Around 2,600 years ago the biblical prophet, Jeremiah, lamented over the problems facing the children of Israel, not the least of which was what modern-day folks would likely consider a major health crisis:
“Is there no balm in Gilead? Is there no physician there? Why then is there no healing for the wounds of my people (Jeremiah 8:22)?
Sound familiar? If Jeremiah were around today, the question might be phrased a little differently:
“With all the medical advances being made, shouldn’t we be seeing less disease and suffering instead of more?”
Just FYI, the balm referred to by Jeremiah is thought to be a kind of resinous gum extracted from any one of a number of flowering plants, all of which, it’s believed, possess exceptional medicinal properties. The term is also used throughout the Bible as a metaphor for the spiritual medicine required to heal the sick and suffering; a medicine that, although readily available, is all-too-rarely recognized or utilized.
Of course, it would be absurd to think that all the world’s ills could be wiped out with a simple gob of gum, no matter how exceptional or plentiful.

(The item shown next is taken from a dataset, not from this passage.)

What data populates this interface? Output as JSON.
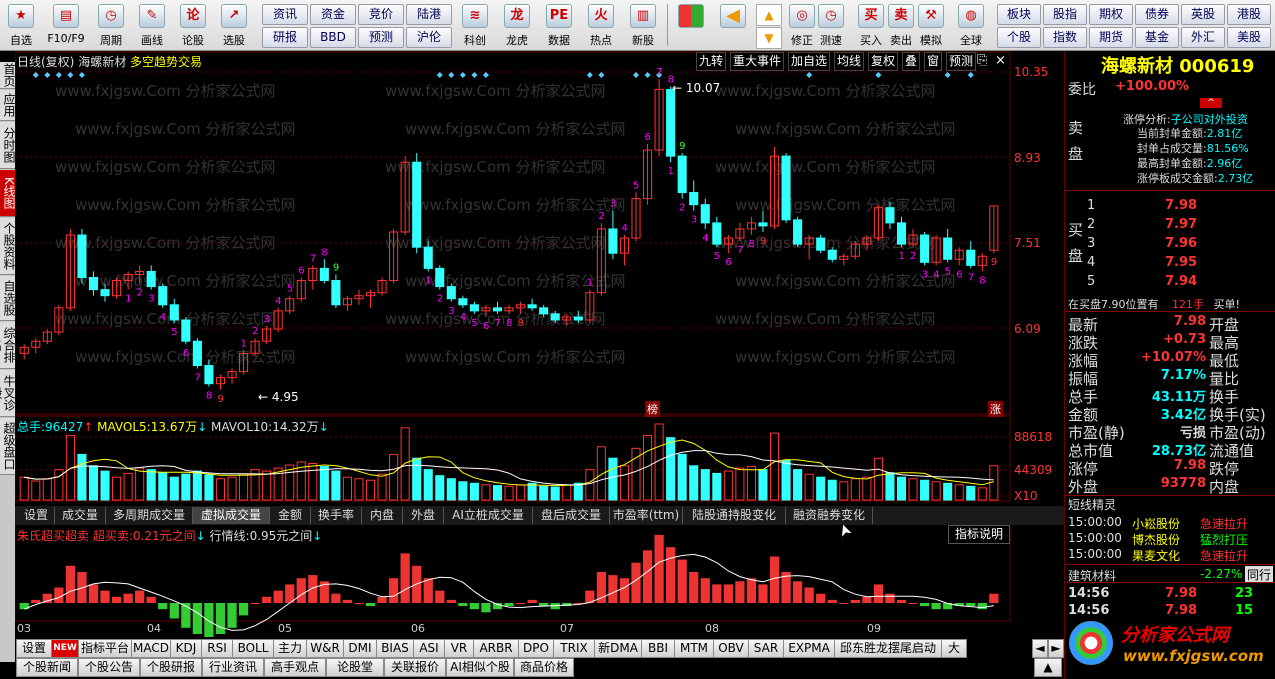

But are there other resources available to us – underutilized, even unrecognized – that, in the interest of better health, might be put to better use?
In a seminar given recently at Saybrook University in San Francisco, clinical psychologist, Dr. Richard Katz, professor emeritus at First Nations University of Canada and author of the upcoming book, “Synergy, Healing and Empowerment: Insights from Cultural Diversity,” offered up an intriguing possibility.
Drawing on years of experience studying a wide variety of cultures – everything from the Kalahari Ju/’hoansi in Africa to indigenous healers in Fiji – Katz has developed a keen appreciation for what he calls “spiritually based resources;” that is, resources that are not only renewable but also available and accessible to everyone.
What he’s referring to, of course, is not a new drug or even a new medical procedure, but a fundamentally different way of thinking about ourselves, our relationship to the universe, and to those around us.
While the rituals and methods involved with tapping into these resources vary widely from culture to culture, there are similarities in the moral sentiments they inspire: compassion, forgiveness, unconditional love, and so on. These qualities of thought not only improve our ability to function within society but have also been scientifically proven to provide a sense of mental and physical harmony, even physical healing.
For instance, in a recent Huffington Post column, Dr. James Doty, director of Stanford University’s Center for Compassion and Altruism Research and Education , notes that the social connectedness fostered by compassion “is a predictor of longer life, faster recovery from disease, higher levels of happiness and well-being, and a greater sense of purpose and meaning.” He goes on to say that, “While survival of the fittest may lead to short-term gain, research clearly shows it is survival of the kindest that leads to the long-term survival of a species.”
Certainly there are times when things like compassion and unconditional love can seem to be in short supply; an impractical if not impossible resource to access. If this is the case, then perhaps the best question to ask is, “Am I looking at a lack of love or an abundance of resentment, doubt, and fear?” One tends to marginalize and even completely obscure the other.
Although the disease and suffering the world faces today can seem overwhelming, it’s important to remember that each of us has the capacity, at least in some small measure, to cultivate the proverbial “balm of Gilead” within; a healing balm capable of soothing any number of mental and physical wounds. We should have every reason, then, to expect to see better health as our capacity to recognize and utilize this renewable resource increases and improves over time.
Eric Nelson is a media and legislative spokesman for Christian Science in California.